limited means, to reimburse themselves for their little all, expended in travelling and in study, but by receiving a proper price for their works? There are enthusiastic and wild students, who talk of fame and glory as a satisfactory reward. Though this may be fine in theory, yet even on the principle of reciprocity it is most fallacious in practice. The art must ingross the whole man and his pecuniary means. Artists must not set up for philosophers, and pretend to despise what the philosopher may, but they cannot do without, either as artists or members of that society in the midst of which they must labour. Nothing can be more odious than a grasping love of money in one by whom money, like marble to the sculptor, should be looked upon only as an instrument towards attaining excellence. But while an ingrossing thirst for money must be condemned, the acquirement of what is necessary for the comforts of life by the chisel or the pencil, is neither derogatory to the dignity of the artist nor of his art, the latter being but the fruit of a refined species of labour of hand, linked with high intellect, and by no means above pecuniary compensation even in the best.
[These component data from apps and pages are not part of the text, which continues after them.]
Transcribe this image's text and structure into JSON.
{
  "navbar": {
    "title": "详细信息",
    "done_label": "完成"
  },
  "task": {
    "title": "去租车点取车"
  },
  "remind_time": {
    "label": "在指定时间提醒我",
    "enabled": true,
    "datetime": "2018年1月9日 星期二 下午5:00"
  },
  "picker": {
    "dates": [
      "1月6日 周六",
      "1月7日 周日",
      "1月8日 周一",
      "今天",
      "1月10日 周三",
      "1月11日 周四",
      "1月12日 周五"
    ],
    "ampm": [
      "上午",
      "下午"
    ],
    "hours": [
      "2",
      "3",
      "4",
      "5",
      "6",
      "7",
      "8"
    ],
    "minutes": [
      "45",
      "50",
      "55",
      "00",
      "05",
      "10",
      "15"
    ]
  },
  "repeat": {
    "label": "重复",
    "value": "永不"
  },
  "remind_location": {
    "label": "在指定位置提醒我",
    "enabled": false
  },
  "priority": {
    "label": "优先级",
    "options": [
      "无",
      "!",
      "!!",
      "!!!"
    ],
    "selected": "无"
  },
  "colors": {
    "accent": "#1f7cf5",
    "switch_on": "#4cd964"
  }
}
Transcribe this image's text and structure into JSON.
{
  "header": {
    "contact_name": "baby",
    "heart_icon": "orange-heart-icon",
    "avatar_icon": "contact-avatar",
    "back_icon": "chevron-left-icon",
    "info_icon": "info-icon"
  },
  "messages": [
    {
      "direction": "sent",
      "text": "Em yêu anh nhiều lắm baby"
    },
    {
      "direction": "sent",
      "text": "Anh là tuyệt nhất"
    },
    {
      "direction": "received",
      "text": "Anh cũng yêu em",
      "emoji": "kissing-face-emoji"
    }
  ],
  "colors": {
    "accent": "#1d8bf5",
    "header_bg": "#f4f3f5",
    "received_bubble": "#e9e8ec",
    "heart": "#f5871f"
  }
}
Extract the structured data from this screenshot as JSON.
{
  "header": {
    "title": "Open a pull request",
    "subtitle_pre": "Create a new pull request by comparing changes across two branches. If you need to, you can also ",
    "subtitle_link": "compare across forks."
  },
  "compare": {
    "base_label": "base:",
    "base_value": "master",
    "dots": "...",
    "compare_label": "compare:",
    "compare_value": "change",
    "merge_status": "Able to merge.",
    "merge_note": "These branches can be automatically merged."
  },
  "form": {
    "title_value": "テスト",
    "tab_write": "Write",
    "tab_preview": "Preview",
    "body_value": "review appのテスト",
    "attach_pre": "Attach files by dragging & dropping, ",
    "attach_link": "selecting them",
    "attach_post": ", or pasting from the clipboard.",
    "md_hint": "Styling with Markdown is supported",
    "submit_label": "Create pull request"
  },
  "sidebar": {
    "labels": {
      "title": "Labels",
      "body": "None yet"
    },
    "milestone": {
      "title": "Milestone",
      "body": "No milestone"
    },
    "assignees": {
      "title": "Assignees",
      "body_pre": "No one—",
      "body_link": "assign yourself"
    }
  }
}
To look on money as a necessary mean in life and for study, is the way a high artist should regard it-to love money is beneath him. Barry's disregard of it was noble, yet who but Barry would live as he did ?-greater men than he would not if they had the power to live otherwise! The poet and the philosopher may live out of society if they please to do so, in solitude, in the